My First Week at HP
Last week I started a new job and I’m very excited for the opportunity to work with the OpenStack team at HP. This new position is different for me in a couple of ways. HP as a company is larger and has a much longer history than the start-ups and smaller companies I’m used to working for. There are pros and cons to that, but I think for right now in this field the pros outweigh the cons, especially because of the work that I will be doing in the new role.
I thought very hard about whether to accept the offer because HP is gigantic. My immediate group is part of the cloud division, which is a relatively small division within HP overall, from what I have learned so far. While small for HP, it still includes more people than all of the companies I’ve ever worked for over the last 18+ years combined, several times over. The team I’ll be working with day-to-day isn’t that big, though, so I’m looking at this as an opportunity to see what working for such a big company is really like while still being a part of a smaller group.
Another important factor for me is the nature of the role itself. I have been involved in “open source” since college, well before it was even called that. In the late 90s I found Python, and since then I’ve been increasingly involved in the community, contributing modules, documentation, and apps, as well as organizing meet-ups and speaking at conferences. During all of that time, I was working on various closed source applications for day jobs in banking, on-line publishing, and data center management and, as with many developers, my open source contributions came out of my spare time. Open source has become more mainstream industry-wide, but that change has come more quickly in some areas than others. I’m excited that at HP I will be spending close to 100% of my time on upstream open source work.
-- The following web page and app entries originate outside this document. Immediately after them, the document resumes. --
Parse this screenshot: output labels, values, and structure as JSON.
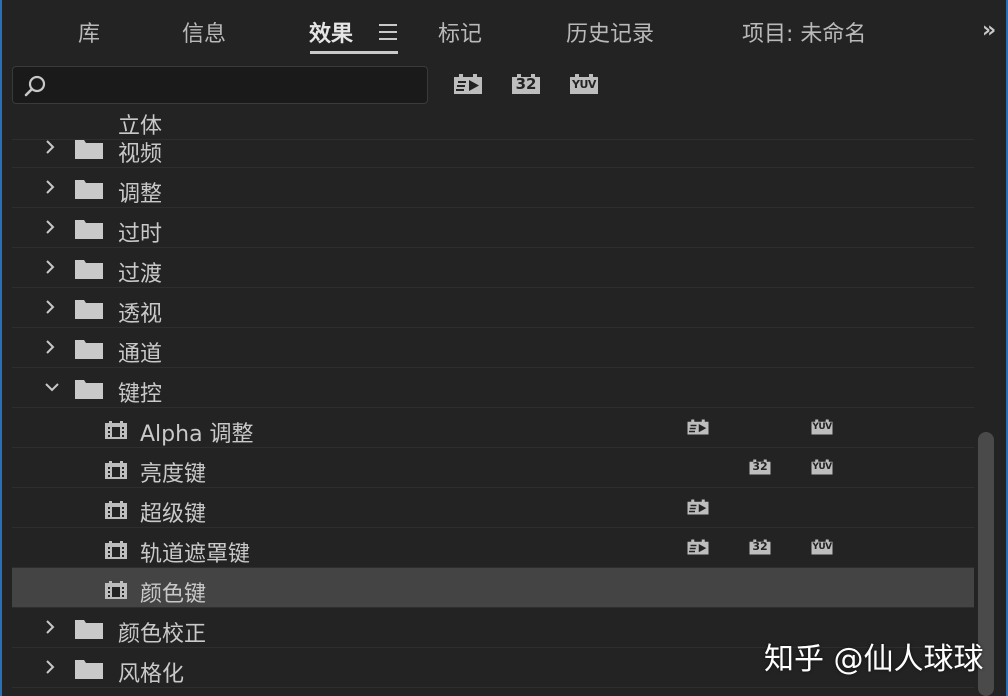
{
  "tabs": [
    {
      "label": "库"
    },
    {
      "label": "信息"
    },
    {
      "label": "效果"
    },
    {
      "label": "标记"
    },
    {
      "label": "历史记录"
    },
    {
      "label": "项目: 未命名"
    }
  ],
  "overflow_label": "»",
  "search": {
    "value": "",
    "placeholder": ""
  },
  "toolbar_badges": [
    {
      "icon": "accelerated-effects-icon",
      "text": ""
    },
    {
      "icon": "32-bit-color-icon",
      "text": "32"
    },
    {
      "icon": "yuv-effects-icon",
      "text": "YUV"
    }
  ],
  "tree": {
    "partial_top_label": "立体",
    "folders_top": [
      {
        "label": "视频"
      },
      {
        "label": "调整"
      },
      {
        "label": "过时"
      },
      {
        "label": "过渡"
      },
      {
        "label": "透视"
      },
      {
        "label": "通道"
      }
    ],
    "expanded_folder": {
      "label": "键控"
    },
    "effects": [
      {
        "label": "Alpha 调整",
        "accel": true,
        "b32": false,
        "yuv": true,
        "selected": false
      },
      {
        "label": "亮度键",
        "accel": false,
        "b32": true,
        "yuv": true,
        "selected": false
      },
      {
        "label": "超级键",
        "accel": true,
        "b32": false,
        "yuv": false,
        "selected": false
      },
      {
        "label": "轨道遮罩键",
        "accel": true,
        "b32": true,
        "yuv": true,
        "selected": false
      },
      {
        "label": "颜色键",
        "accel": false,
        "b32": false,
        "yuv": false,
        "selected": true
      }
    ],
    "folders_bottom": [
      {
        "label": "颜色校正"
      },
      {
        "label": "风格化"
      }
    ]
  },
  "badge_texts": {
    "b32": "32",
    "yuv": "YUV"
  },
  "watermark": "知乎 @仙人球球",
  "colors": {
    "background": "#232323",
    "selected_row": "#444444",
    "accent_frame": "#2d6fb3",
    "badge": "#bdbdbd"
  }
}
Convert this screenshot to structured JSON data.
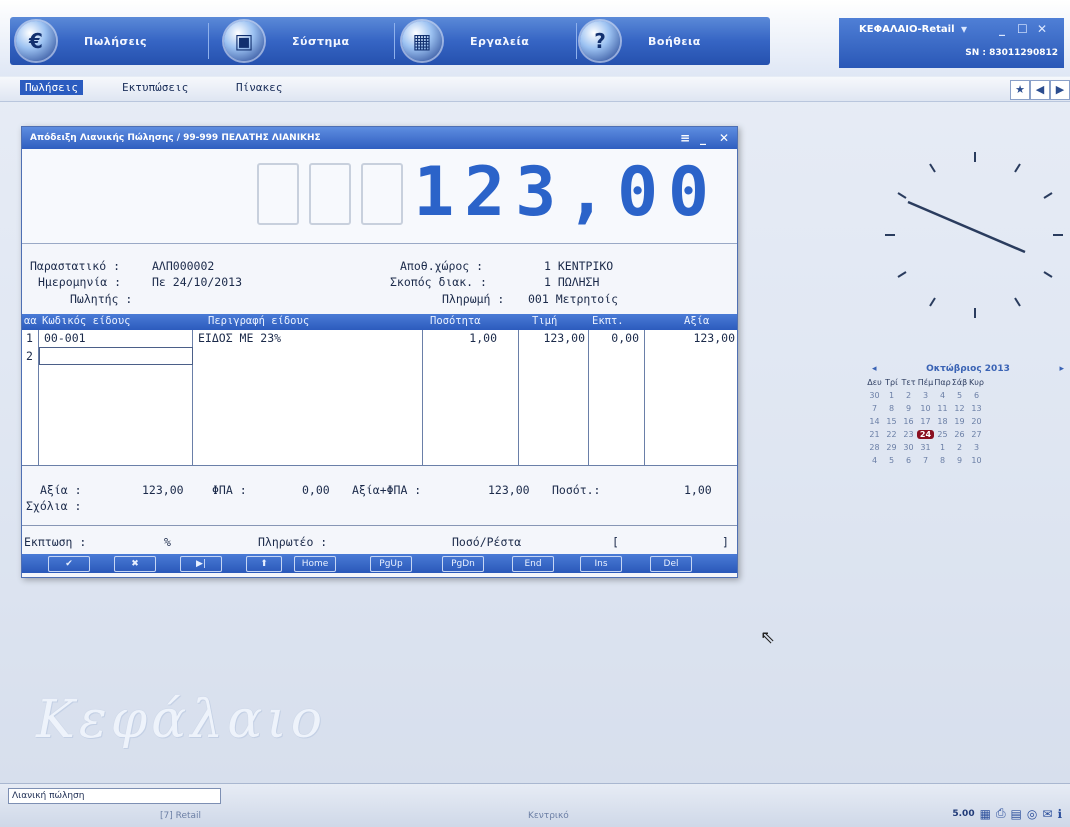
{
  "topmenu": [
    {
      "label": "Πωλήσεις",
      "icon": "sales-icon"
    },
    {
      "label": "Σύστημα",
      "icon": "system-icon"
    },
    {
      "label": "Εργαλεία",
      "icon": "tools-icon"
    },
    {
      "label": "Βοήθεια",
      "icon": "help-icon"
    }
  ],
  "app": {
    "title": "ΚΕΦΑΛΑΙΟ-Retail",
    "serial": "SN : 83011290812"
  },
  "subnav": [
    "Πωλήσεις",
    "Εκτυπώσεις",
    "Πίνακες"
  ],
  "dialog": {
    "title": "Απόδειξη Λιανικής Πώλησης / 99-999 ΠΕΛΑΤΗΣ ΛΙΑΝΙΚΗΣ",
    "display_value": "123,00",
    "fields": {
      "parastatiko_label": "Παραστατικό :",
      "parastatiko": "ΑΛΠ000002",
      "date_label": "Ημερομηνία : ",
      "date": "Πε 24/10/2013",
      "seller_label": "Πωλητής :",
      "seller": "",
      "store_label": "Αποθ.χώρος :",
      "store": "1 ΚΕΝΤΡΙΚΟ",
      "purpose_label": "Σκοπός διακ. :",
      "purpose": "1 ΠΩΛΗΣΗ",
      "payment_label": "Πληρωμή :",
      "payment": "001 Μετρητοίς"
    },
    "columns": [
      "αα",
      "Κωδικός είδους",
      "Περιγραφή είδους",
      "Ποσότητα",
      "Τιμή",
      "Εκπτ.",
      "Αξία"
    ],
    "rows": [
      {
        "aa": "1",
        "code": "00-001",
        "desc": "ΕΙΔΟΣ ΜΕ 23%",
        "qty": "1,00",
        "price": "123,00",
        "disc": "0,00",
        "value": "123,00"
      },
      {
        "aa": "2",
        "code": "",
        "desc": "",
        "qty": "",
        "price": "",
        "disc": "",
        "value": ""
      }
    ],
    "totals": {
      "value_label": "Αξία :",
      "value": "123,00",
      "vat_label": "ΦΠΑ :",
      "vat": "0,00",
      "value_vat_label": "Αξία+ΦΠΑ :",
      "value_vat": "123,00",
      "qty_label": "Ποσότ.:",
      "qty": "1,00",
      "comments_label": "Σχόλια :"
    },
    "payment_row": {
      "discount_label": "Εκπτωση :",
      "percent": "%",
      "to_pay_label": "Πληρωτέο :",
      "change_label": "Ποσό/Ρέστα",
      "bracket_open": "[",
      "bracket_close": "]"
    },
    "commands": [
      "✔",
      "✖",
      "▶|",
      "⬆",
      "Home",
      "PgUp",
      "PgDn",
      "End",
      "Ins",
      "Del"
    ]
  },
  "calendar": {
    "month": "Οκτώβριος 2013",
    "weekdays": [
      "Δευ",
      "Τρί",
      "Τετ",
      "Πέμ",
      "Παρ",
      "Σάβ",
      "Κυρ"
    ],
    "weeks": [
      [
        "30",
        "1",
        "2",
        "3",
        "4",
        "5",
        "6"
      ],
      [
        "7",
        "8",
        "9",
        "10",
        "11",
        "12",
        "13"
      ],
      [
        "14",
        "15",
        "16",
        "17",
        "18",
        "19",
        "20"
      ],
      [
        "21",
        "22",
        "23",
        "24",
        "25",
        "26",
        "27"
      ],
      [
        "28",
        "29",
        "30",
        "31",
        "1",
        "2",
        "3"
      ],
      [
        "4",
        "5",
        "6",
        "7",
        "8",
        "9",
        "10"
      ]
    ],
    "today": "24"
  },
  "watermark": "Κεφάλαιο",
  "status": {
    "left": "Λιανική πώληση",
    "module": "[7] Retail",
    "location": "Κεντρικό",
    "version": "5.00",
    "tray_icons": [
      "grid-icon",
      "print-icon",
      "calc-icon",
      "disc-icon",
      "mail-icon",
      "info-icon"
    ]
  },
  "colors": {
    "accent": "#2f5ec0",
    "display_digits": "#2b63c9",
    "today": "#8a1020"
  }
}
As part of the cloud team, my primary focus will be on improving OpenStack, especially through the Oslo and Ceilometer teams. I expect to find plenty of opportunities to contribute to projects that are not part of OpenStack, though, since we use a lot of tools created by the rest of the community, and as I’ve written and talked about in the past, the OpenStack community should be thinking about how we can give back to projects that have helped us.
My first week was fairly smooth and bore out most of my expectations. There was the usual amount of paperwork to fill out, including a few minor hiccups caused by my rushing the process so I could sign up to attend CloudOpen in a couple weeks. Another typical new-hire task was setting up my development environment. However, unlike with any other job in the past, because I am actually working on the same project I was the week before, I already knew the code base and was able to follow my usual code review and bug triage routine for Oslo on Monday, my first day of work.
On the whole, I think things are off to a good start!